[Saved data entries]
--- --- ---

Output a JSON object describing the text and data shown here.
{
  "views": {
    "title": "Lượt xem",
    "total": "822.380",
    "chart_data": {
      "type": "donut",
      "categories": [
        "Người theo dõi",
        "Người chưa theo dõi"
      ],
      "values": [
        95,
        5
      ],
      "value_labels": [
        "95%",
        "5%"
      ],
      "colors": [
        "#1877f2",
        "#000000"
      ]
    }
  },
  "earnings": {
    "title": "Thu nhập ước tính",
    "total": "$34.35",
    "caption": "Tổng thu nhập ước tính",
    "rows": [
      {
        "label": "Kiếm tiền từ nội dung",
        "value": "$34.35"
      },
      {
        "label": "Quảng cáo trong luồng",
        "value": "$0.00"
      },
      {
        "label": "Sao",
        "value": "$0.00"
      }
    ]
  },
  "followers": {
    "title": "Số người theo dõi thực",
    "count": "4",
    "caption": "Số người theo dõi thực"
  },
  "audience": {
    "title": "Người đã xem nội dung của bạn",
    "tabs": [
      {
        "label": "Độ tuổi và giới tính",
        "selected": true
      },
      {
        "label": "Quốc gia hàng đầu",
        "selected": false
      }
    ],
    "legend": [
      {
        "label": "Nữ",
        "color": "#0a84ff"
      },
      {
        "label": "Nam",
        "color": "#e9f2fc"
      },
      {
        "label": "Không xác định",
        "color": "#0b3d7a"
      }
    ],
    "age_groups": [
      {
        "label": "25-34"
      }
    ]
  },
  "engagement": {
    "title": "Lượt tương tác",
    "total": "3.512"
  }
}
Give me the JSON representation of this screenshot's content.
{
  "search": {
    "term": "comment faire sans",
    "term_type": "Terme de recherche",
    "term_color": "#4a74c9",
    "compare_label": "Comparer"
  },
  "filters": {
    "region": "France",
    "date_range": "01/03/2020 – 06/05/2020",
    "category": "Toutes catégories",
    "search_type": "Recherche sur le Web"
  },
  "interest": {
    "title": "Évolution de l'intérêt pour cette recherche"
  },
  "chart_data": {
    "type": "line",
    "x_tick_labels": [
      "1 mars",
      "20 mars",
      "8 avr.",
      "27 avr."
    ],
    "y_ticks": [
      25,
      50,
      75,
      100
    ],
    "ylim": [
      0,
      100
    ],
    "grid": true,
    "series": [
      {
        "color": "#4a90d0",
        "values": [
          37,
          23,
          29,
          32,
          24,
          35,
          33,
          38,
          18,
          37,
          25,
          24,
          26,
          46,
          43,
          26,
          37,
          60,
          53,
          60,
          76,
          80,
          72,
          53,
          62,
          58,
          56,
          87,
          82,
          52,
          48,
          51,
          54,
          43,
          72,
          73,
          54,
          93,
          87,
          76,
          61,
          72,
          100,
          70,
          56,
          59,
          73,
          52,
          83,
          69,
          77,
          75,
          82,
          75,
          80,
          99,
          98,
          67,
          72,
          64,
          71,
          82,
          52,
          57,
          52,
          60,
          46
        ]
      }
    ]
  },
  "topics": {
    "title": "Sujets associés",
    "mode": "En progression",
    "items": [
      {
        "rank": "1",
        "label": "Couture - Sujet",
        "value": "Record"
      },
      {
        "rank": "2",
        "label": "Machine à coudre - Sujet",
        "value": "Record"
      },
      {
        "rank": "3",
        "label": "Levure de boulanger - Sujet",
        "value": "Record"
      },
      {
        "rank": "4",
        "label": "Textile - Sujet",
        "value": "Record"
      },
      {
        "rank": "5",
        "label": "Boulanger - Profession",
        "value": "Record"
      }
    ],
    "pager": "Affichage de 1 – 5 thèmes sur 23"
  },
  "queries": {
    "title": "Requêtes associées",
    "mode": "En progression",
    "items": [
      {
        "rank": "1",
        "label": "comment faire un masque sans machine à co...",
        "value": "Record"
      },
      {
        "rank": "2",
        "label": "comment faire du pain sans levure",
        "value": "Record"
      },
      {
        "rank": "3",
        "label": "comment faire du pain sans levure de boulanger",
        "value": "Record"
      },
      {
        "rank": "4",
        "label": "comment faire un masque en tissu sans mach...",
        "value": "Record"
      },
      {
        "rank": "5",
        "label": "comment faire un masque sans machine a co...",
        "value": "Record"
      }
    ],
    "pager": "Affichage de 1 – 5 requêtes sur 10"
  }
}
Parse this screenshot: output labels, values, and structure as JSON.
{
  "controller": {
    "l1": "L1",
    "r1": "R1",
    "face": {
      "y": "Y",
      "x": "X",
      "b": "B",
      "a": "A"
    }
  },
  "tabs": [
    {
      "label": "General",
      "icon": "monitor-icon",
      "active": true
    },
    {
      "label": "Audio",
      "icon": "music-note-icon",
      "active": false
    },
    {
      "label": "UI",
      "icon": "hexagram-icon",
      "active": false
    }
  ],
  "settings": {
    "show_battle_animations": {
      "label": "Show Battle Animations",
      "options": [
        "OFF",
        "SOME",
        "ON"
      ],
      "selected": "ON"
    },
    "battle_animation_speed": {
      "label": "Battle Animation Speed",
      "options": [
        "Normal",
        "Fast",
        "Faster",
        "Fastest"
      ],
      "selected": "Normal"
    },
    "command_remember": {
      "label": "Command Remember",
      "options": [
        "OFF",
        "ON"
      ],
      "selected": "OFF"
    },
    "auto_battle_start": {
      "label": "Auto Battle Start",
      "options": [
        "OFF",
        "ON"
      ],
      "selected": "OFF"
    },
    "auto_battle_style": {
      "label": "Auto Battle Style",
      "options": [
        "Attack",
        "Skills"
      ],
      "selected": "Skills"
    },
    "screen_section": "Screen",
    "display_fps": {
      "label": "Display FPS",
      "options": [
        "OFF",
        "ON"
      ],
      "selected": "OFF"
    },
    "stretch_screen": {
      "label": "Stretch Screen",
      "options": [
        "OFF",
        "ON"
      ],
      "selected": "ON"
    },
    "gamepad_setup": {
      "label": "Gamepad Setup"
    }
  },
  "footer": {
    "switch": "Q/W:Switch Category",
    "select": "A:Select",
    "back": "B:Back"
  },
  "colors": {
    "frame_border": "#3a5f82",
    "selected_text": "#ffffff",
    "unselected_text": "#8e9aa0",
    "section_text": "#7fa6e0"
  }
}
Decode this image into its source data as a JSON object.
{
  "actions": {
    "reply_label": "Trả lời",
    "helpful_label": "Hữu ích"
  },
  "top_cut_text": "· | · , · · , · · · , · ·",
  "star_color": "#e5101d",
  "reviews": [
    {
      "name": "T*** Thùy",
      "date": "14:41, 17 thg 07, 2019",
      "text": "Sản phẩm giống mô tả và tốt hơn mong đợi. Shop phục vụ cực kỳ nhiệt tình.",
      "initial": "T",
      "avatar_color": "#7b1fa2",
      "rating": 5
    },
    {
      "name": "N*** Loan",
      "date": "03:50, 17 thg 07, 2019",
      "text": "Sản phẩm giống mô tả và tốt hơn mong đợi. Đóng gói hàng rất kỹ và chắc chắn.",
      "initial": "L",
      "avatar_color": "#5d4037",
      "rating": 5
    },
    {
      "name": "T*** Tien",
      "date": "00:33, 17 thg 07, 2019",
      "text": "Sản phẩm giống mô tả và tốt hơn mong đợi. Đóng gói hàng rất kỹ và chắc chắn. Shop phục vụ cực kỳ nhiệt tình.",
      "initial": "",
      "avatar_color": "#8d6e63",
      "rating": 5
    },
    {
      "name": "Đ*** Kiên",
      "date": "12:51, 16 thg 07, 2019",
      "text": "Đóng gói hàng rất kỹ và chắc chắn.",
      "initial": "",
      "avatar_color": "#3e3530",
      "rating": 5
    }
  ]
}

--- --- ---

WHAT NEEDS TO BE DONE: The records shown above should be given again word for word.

RESPONSE TO THIS EXERCISE:
Output a JSON object describing the text and data shown here.
{
  "views": {
    "title": "Lượt xem",
    "total": "822.380",
    "chart_data": {
      "type": "donut",
      "categories": [
        "Người theo dõi",
        "Người chưa theo dõi"
      ],
      "values": [
        95,
        5
      ],
      "value_labels": [
        "95%",
        "5%"
      ],
      "colors": [
        "#1877f2",
        "#000000"
      ]
    }
  },
  "earnings": {
    "title": "Thu nhập ước tính",
    "total": "$34.35",
    "caption": "Tổng thu nhập ước tính",
    "rows": [
      {
        "label": "Kiếm tiền từ nội dung",
        "value": "$34.35"
      },
      {
        "label": "Quảng cáo trong luồng",
        "value": "$0.00"
      },
      {
        "label": "Sao",
        "value": "$0.00"
      }
    ]
  },
  "followers": {
    "title": "Số người theo dõi thực",
    "count": "4",
    "caption": "Số người theo dõi thực"
  },
  "audience": {
    "title": "Người đã xem nội dung của bạn",
    "tabs": [
      {
        "label": "Độ tuổi và giới tính",
        "selected": true
      },
      {
        "label": "Quốc gia hàng đầu",
        "selected": false
      }
    ],
    "legend": [
      {
        "label": "Nữ",
        "color": "#0a84ff"
      },
      {
        "label": "Nam",
        "color": "#e9f2fc"
      },
      {
        "label": "Không xác định",
        "color": "#0b3d7a"
      }
    ],
    "age_groups": [
      {
        "label": "25-34"
      }
    ]
  },
  "engagement": {
    "title": "Lượt tương tác",
    "total": "3.512"
  }
}
Give me the JSON representation of this screenshot's content.
{
  "search": {
    "term": "comment faire sans",
    "term_type": "Terme de recherche",
    "term_color": "#4a74c9",
    "compare_label": "Comparer"
  },
  "filters": {
    "region": "France",
    "date_range": "01/03/2020 – 06/05/2020",
    "category": "Toutes catégories",
    "search_type": "Recherche sur le Web"
  },
  "interest": {
    "title": "Évolution de l'intérêt pour cette recherche"
  },
  "chart_data": {
    "type": "line",
    "x_tick_labels": [
      "1 mars",
      "20 mars",
      "8 avr.",
      "27 avr."
    ],
    "y_ticks": [
      25,
      50,
      75,
      100
    ],
    "ylim": [
      0,
      100
    ],
    "grid": true,
    "series": [
      {
        "color": "#4a90d0",
        "values": [
          37,
          23,
          29,
          32,
          24,
          35,
          33,
          38,
          18,
          37,
          25,
          24,
          26,
          46,
          43,
          26,
          37,
          60,
          53,
          60,
          76,
          80,
          72,
          53,
          62,
          58,
          56,
          87,
          82,
          52,
          48,
          51,
          54,
          43,
          72,
          73,
          54,
          93,
          87,
          76,
          61,
          72,
          100,
          70,
          56,
          59,
          73,
          52,
          83,
          69,
          77,
          75,
          82,
          75,
          80,
          99,
          98,
          67,
          72,
          64,
          71,
          82,
          52,
          57,
          52,
          60,
          46
        ]
      }
    ]
  },
  "topics": {
    "title": "Sujets associés",
    "mode": "En progression",
    "items": [
      {
        "rank": "1",
        "label": "Couture - Sujet",
        "value": "Record"
      },
      {
        "rank": "2",
        "label": "Machine à coudre - Sujet",
        "value": "Record"
      },
      {
        "rank": "3",
        "label": "Levure de boulanger - Sujet",
        "value": "Record"
      },
      {
        "rank": "4",
        "label": "Textile - Sujet",
        "value": "Record"
      },
      {
        "rank": "5",
        "label": "Boulanger - Profession",
        "value": "Record"
      }
    ],
    "pager": "Affichage de 1 – 5 thèmes sur 23"
  },
  "queries": {
    "title": "Requêtes associées",
    "mode": "En progression",
    "items": [
      {
        "rank": "1",
        "label": "comment faire un masque sans machine à co...",
        "value": "Record"
      },
      {
        "rank": "2",
        "label": "comment faire du pain sans levure",
        "value": "Record"
      },
      {
        "rank": "3",
        "label": "comment faire du pain sans levure de boulanger",
        "value": "Record"
      },
      {
        "rank": "4",
        "label": "comment faire un masque en tissu sans mach...",
        "value": "Record"
      },
      {
        "rank": "5",
        "label": "comment faire un masque sans machine a co...",
        "value": "Record"
      }
    ],
    "pager": "Affichage de 1 – 5 requêtes sur 10"
  }
}
Parse this screenshot: output labels, values, and structure as JSON.
{
  "controller": {
    "l1": "L1",
    "r1": "R1",
    "face": {
      "y": "Y",
      "x": "X",
      "b": "B",
      "a": "A"
    }
  },
  "tabs": [
    {
      "label": "General",
      "icon": "monitor-icon",
      "active": true
    },
    {
      "label": "Audio",
      "icon": "music-note-icon",
      "active": false
    },
    {
      "label": "UI",
      "icon": "hexagram-icon",
      "active": false
    }
  ],
  "settings": {
    "show_battle_animations": {
      "label": "Show Battle Animations",
      "options": [
        "OFF",
        "SOME",
        "ON"
      ],
      "selected": "ON"
    },
    "battle_animation_speed": {
      "label": "Battle Animation Speed",
      "options": [
        "Normal",
        "Fast",
        "Faster",
        "Fastest"
      ],
      "selected": "Normal"
    },
    "command_remember": {
      "label": "Command Remember",
      "options": [
        "OFF",
        "ON"
      ],
      "selected": "OFF"
    },
    "auto_battle_start": {
      "label": "Auto Battle Start",
      "options": [
        "OFF",
        "ON"
      ],
      "selected": "OFF"
    },
    "auto_battle_style": {
      "label": "Auto Battle Style",
      "options": [
        "Attack",
        "Skills"
      ],
      "selected": "Skills"
    },
    "screen_section": "Screen",
    "display_fps": {
      "label": "Display FPS",
      "options": [
        "OFF",
        "ON"
      ],
      "selected": "OFF"
    },
    "stretch_screen": {
      "label": "Stretch Screen",
      "options": [
        "OFF",
        "ON"
      ],
      "selected": "ON"
    },
    "gamepad_setup": {
      "label": "Gamepad Setup"
    }
  },
  "footer": {
    "switch": "Q/W:Switch Category",
    "select": "A:Select",
    "back": "B:Back"
  },
  "colors": {
    "frame_border": "#3a5f82",
    "selected_text": "#ffffff",
    "unselected_text": "#8e9aa0",
    "section_text": "#7fa6e0"
  }
}
Decode this image into its source data as a JSON object.
{
  "actions": {
    "reply_label": "Trả lời",
    "helpful_label": "Hữu ích"
  },
  "top_cut_text": "· | · , · · , · · · , · ·",
  "star_color": "#e5101d",
  "reviews": [
    {
      "name": "T*** Thùy",
      "date": "14:41, 17 thg 07, 2019",
      "text": "Sản phẩm giống mô tả và tốt hơn mong đợi. Shop phục vụ cực kỳ nhiệt tình.",
      "initial": "T",
      "avatar_color": "#7b1fa2",
      "rating": 5
    },
    {
      "name": "N*** Loan",
      "date": "03:50, 17 thg 07, 2019",
      "text": "Sản phẩm giống mô tả và tốt hơn mong đợi. Đóng gói hàng rất kỹ và chắc chắn.",
      "initial": "L",
      "avatar_color": "#5d4037",
      "rating": 5
    },
    {
      "name": "T*** Tien",
      "date": "00:33, 17 thg 07, 2019",
      "text": "Sản phẩm giống mô tả và tốt hơn mong đợi. Đóng gói hàng rất kỹ và chắc chắn. Shop phục vụ cực kỳ nhiệt tình.",
      "initial": "",
      "avatar_color": "#8d6e63",
      "rating": 5
    },
    {
      "name": "Đ*** Kiên",
      "date": "12:51, 16 thg 07, 2019",
      "text": "Đóng gói hàng rất kỹ và chắc chắn.",
      "initial": "",
      "avatar_color": "#3e3530",
      "rating": 5
    }
  ]
}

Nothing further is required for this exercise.